"We could build the septic system," said Yaseen Tuman, Azim's youngest son. "But many of our neighbors do not have the money to build such facilities."
As the Tumans vacillate over what to do, the fate of other lake dwellers, such as the fishers, seems sealed.
Surrounded by empty fishing nets on his boat on Dal Lake, Ali Mohd Dar said he used to sell as much as about 88 pounds (40 kilograms) of fish a day.
Now, the seventh-generation fisher catches just 7 to 11 pounds (about 3 to 5 kilograms) of fish daily, a result of pollution and overfishing. (See a picture of fishers in Dal Lake.)
"This way of life is finished," Dar said as he crouched on the boat and smoked hookah. "I'll be the last fisherman in my family."
A Road Runs Through It
As Cameron wrote in the 1958 National Geographic magazine article, "there are probably more miles of water than roads in Srinagar." (Read about water woes related to the Tibetan Plateau in National Geographic magazine.)
Now, it's fast becoming the opposite—as fishers find other work, the government is filling the canals with cement to make way for roads.
According to Azim Tuman, one of the worst things that happened to Dal Lake was the poor planning of the road systems.
"If the government had built the roads around the perimeter of the lake rather than straight through it, then it would have been much harder for people to encroach on the lake," he said.
For the Tumans, Mr. Marvelous, and other fishers and merchants of this vanishing Venice of Asia, their "floating economy" may soon be a memory of the past.
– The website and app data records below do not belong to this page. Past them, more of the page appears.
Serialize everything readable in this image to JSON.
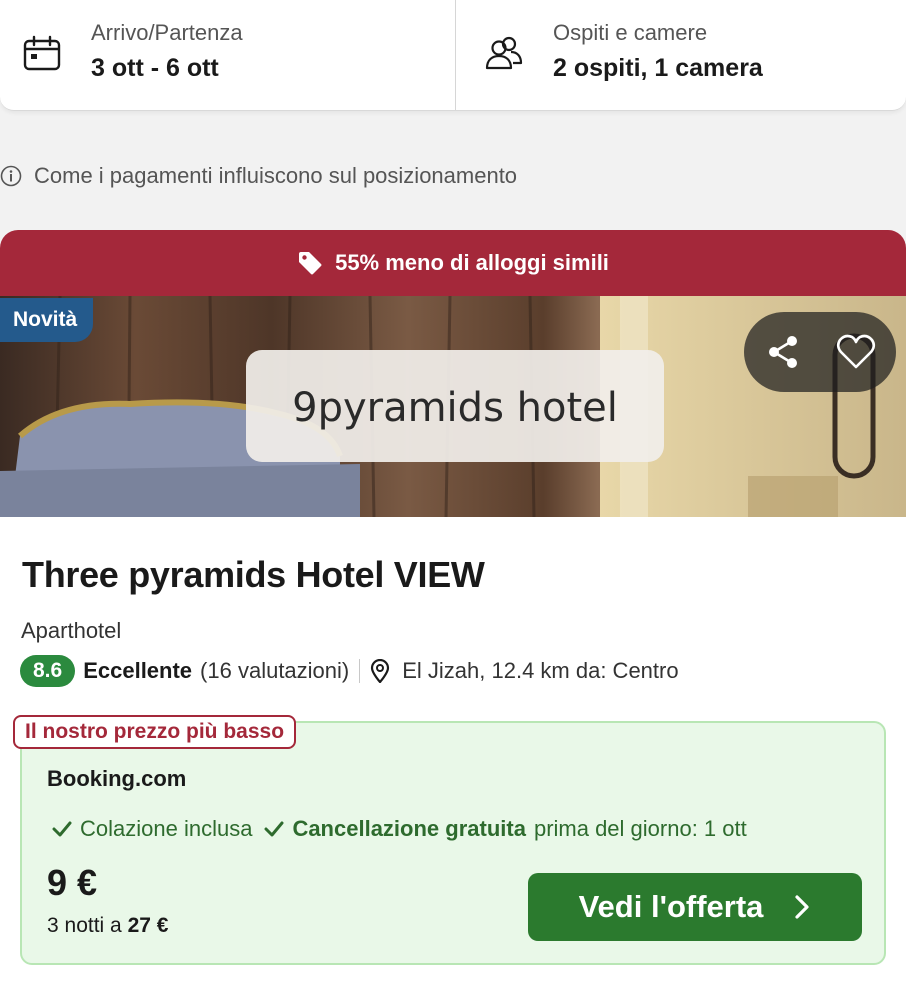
{
  "search_bar": {
    "dates": {
      "label": "Arrivo/Partenza",
      "value": "3 ott - 6 ott",
      "icon": "calendar-icon"
    },
    "guests": {
      "label": "Ospiti e camere",
      "value": "2 ospiti, 1 camera",
      "icon": "guests-icon"
    }
  },
  "info_line": {
    "text": "Come i pagamenti influiscono sul posizionamento",
    "icon": "info-icon"
  },
  "card": {
    "deal_banner": "55% meno di alloggi simili",
    "badge_new": "Novità",
    "photo_caption": "9pyramids hotel",
    "hotel_name": "Three pyramids Hotel VIEW",
    "property_type": "Aparthotel",
    "rating": {
      "score": "8.6",
      "label": "Eccellente",
      "count": "(16 valutazioni)"
    },
    "location": "El Jizah, 12.4 km da: Centro",
    "offer": {
      "tag": "Il nostro prezzo più basso",
      "provider": "Booking.com",
      "feature_1": "Colazione inclusa",
      "feature_2": "Cancellazione gratuita",
      "feature_2_detail": "prima del giorno: 1 ott",
      "price": "9 €",
      "total_prefix": "3 notti a",
      "total_value": "27 €",
      "cta_label": "Vedi l'offerta"
    }
  },
  "colors": {
    "banner_red": "#a4283a",
    "badge_blue": "#245a8c",
    "score_green": "#2b8a3e",
    "cta_green": "#2b7a2e",
    "offer_bg": "#e9f8e8"
  }
}
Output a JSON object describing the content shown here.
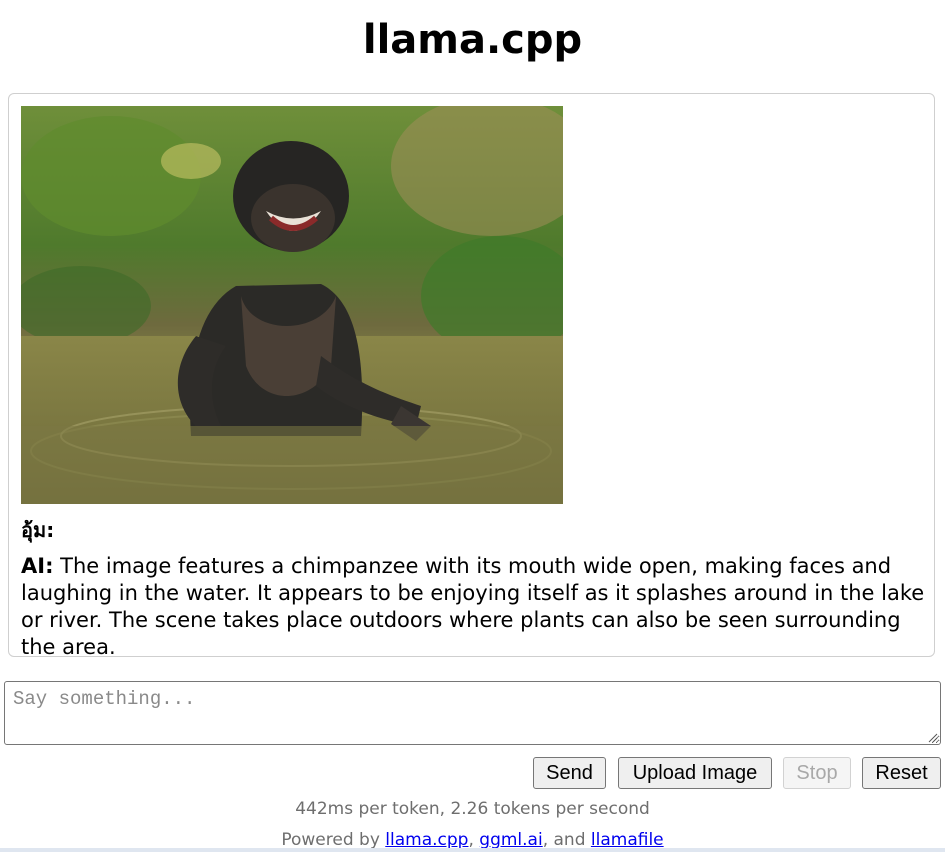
{
  "app": {
    "title": "llama.cpp"
  },
  "chat": {
    "image": {
      "description_icon": "chimpanzee-photo",
      "colors": {
        "water": "#8f8f52",
        "foliage": "#5f8a36",
        "fur": "#2a2a28"
      }
    },
    "user_label": "อุ้ม:",
    "ai_label": "AI:",
    "ai_message": "The image features a chimpanzee with its mouth wide open, making faces and laughing in the water. It appears to be enjoying itself as it splashes around in the lake or river. The scene takes place outdoors where plants can also be seen surrounding the area."
  },
  "input": {
    "placeholder": "Say something...",
    "value": ""
  },
  "buttons": {
    "send": "Send",
    "upload": "Upload Image",
    "stop": "Stop",
    "reset": "Reset",
    "stop_disabled": true
  },
  "stats": {
    "text": "442ms per token, 2.26 tokens per second"
  },
  "footer": {
    "prefix": "Powered by ",
    "link1": "llama.cpp",
    "sep1": ", ",
    "link2": "ggml.ai",
    "sep2": ", and ",
    "link3": "llamafile"
  }
}
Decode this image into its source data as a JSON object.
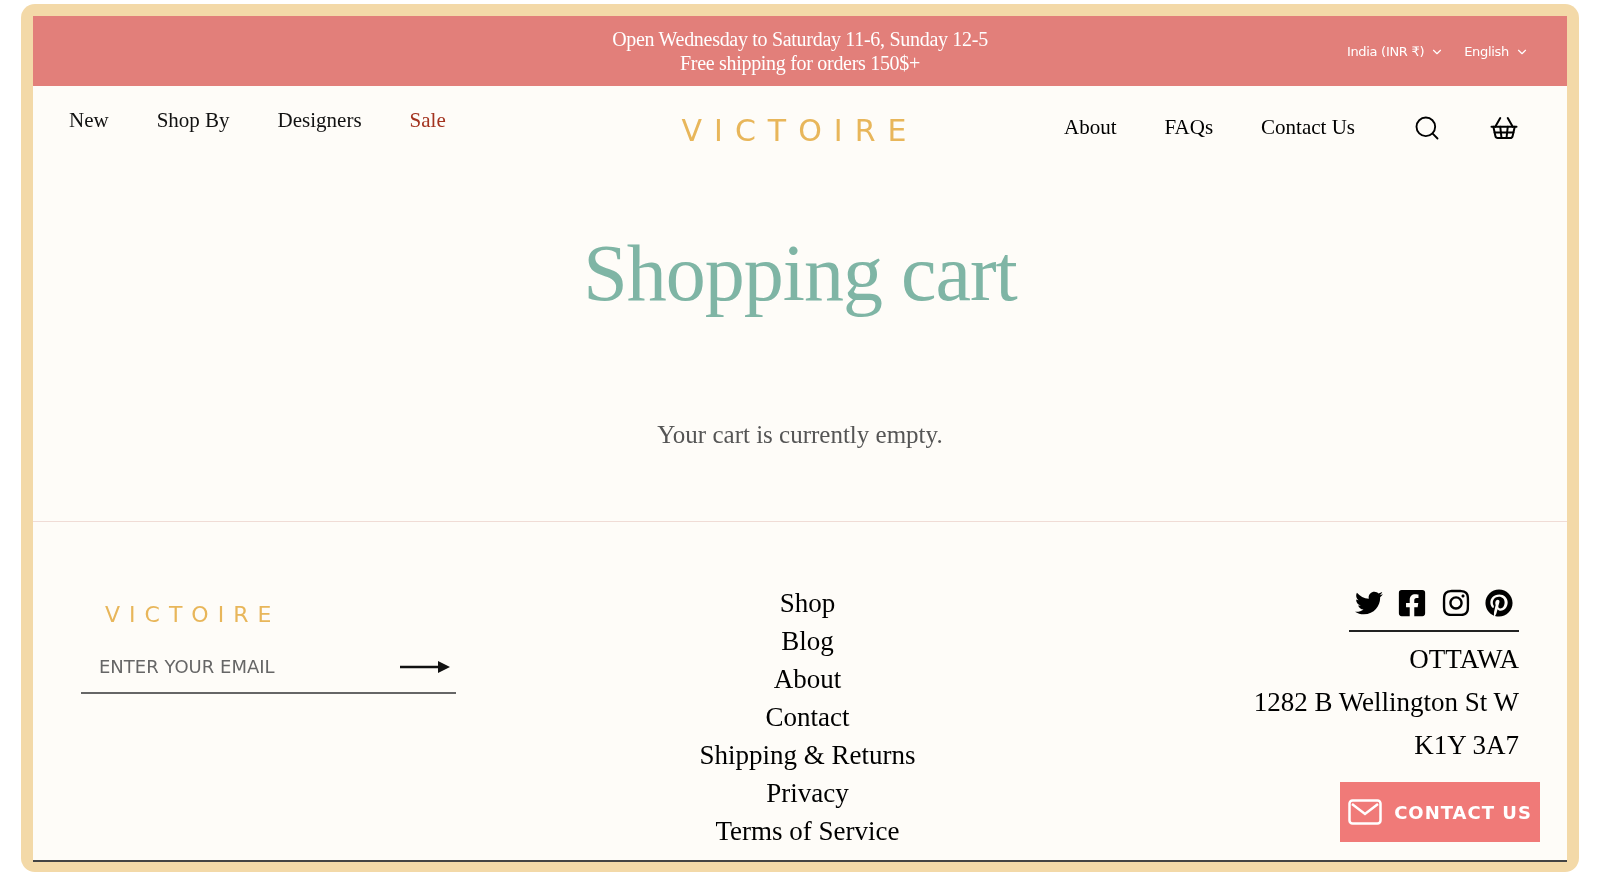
{
  "announcement": {
    "lines": [
      "Open Wednesday to Saturday 11-6, Sunday 12-5",
      "Free shipping for orders 150$+"
    ],
    "country": "India (INR ₹)",
    "language": "English"
  },
  "header": {
    "logo": "VICTOIRE",
    "left_nav": [
      {
        "label": "New",
        "kind": "normal"
      },
      {
        "label": "Shop By",
        "kind": "normal"
      },
      {
        "label": "Designers",
        "kind": "normal"
      },
      {
        "label": "Sale",
        "kind": "sale"
      }
    ],
    "right_nav": [
      "About",
      "FAQs",
      "Contact Us"
    ]
  },
  "main": {
    "title": "Shopping cart",
    "empty_message": "Your cart is currently empty."
  },
  "footer": {
    "logo": "VICTOIRE",
    "email": {
      "placeholder": "ENTER YOUR EMAIL"
    },
    "links": [
      "Shop",
      "Blog",
      "About",
      "Contact",
      "Shipping & Returns",
      "Privacy",
      "Terms of Service"
    ],
    "address": [
      "OTTAWA",
      "1282 B Wellington St W",
      "K1Y 3A7"
    ]
  },
  "contact_button": {
    "label": "CONTACT US"
  }
}
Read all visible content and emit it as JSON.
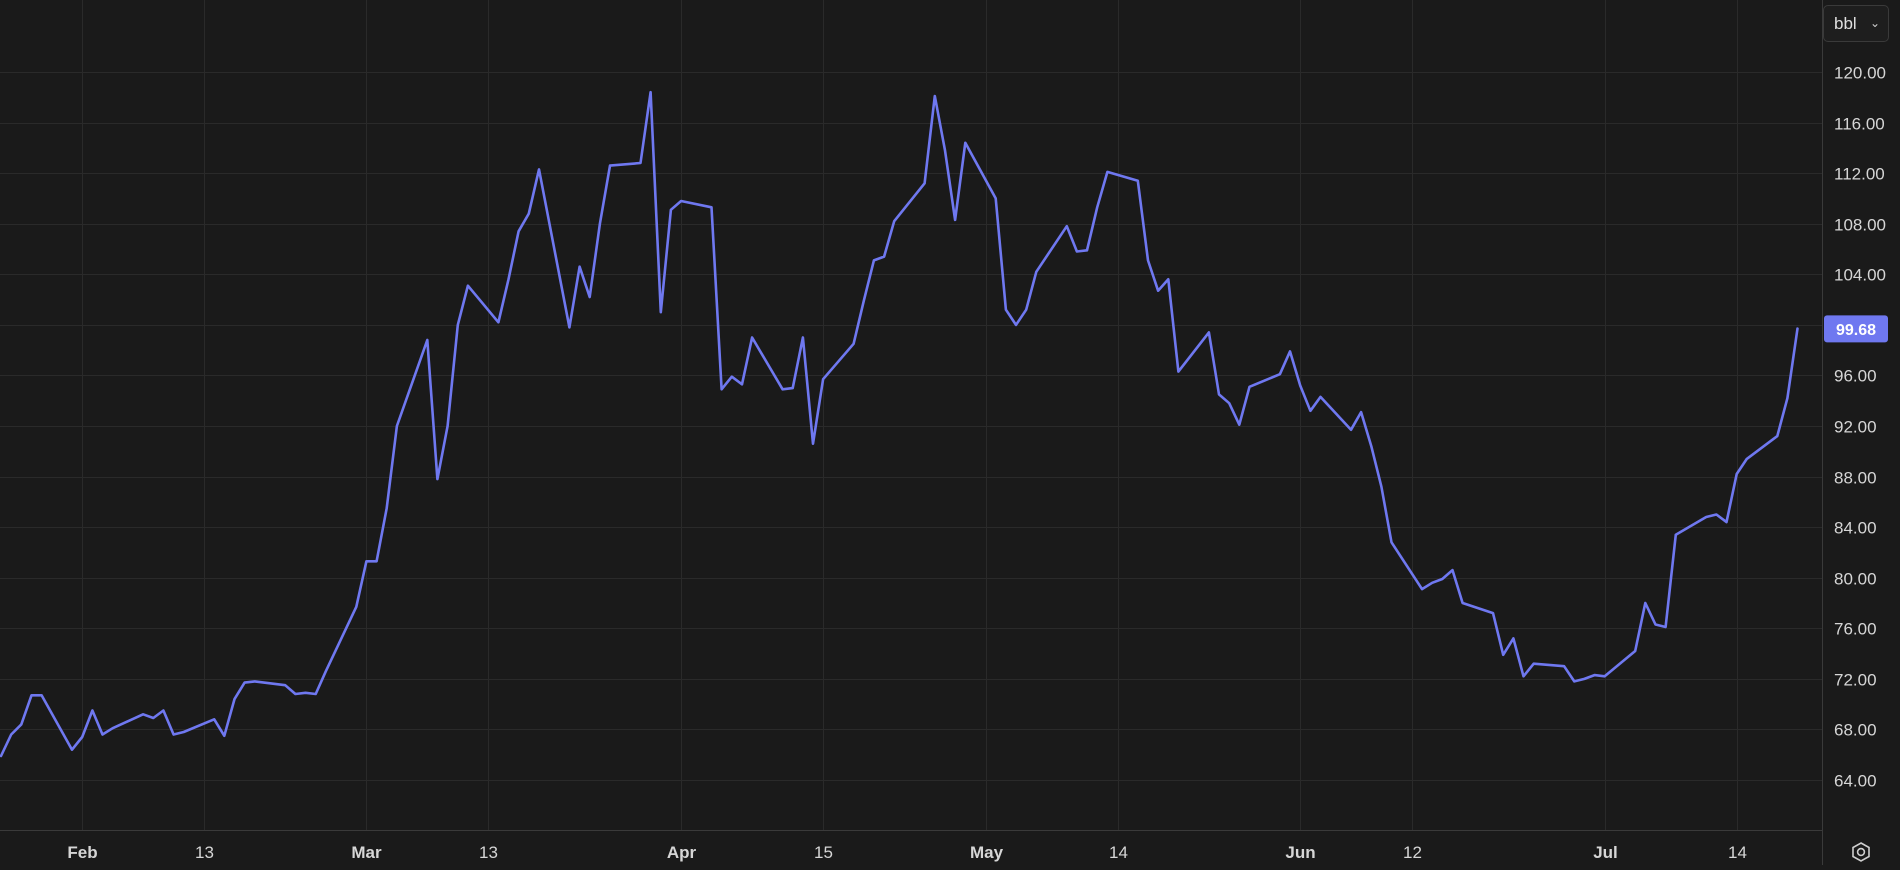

Rebecca Byerly reported from Kashmir with funding from the Pulitzer Center for Crisis Reporting.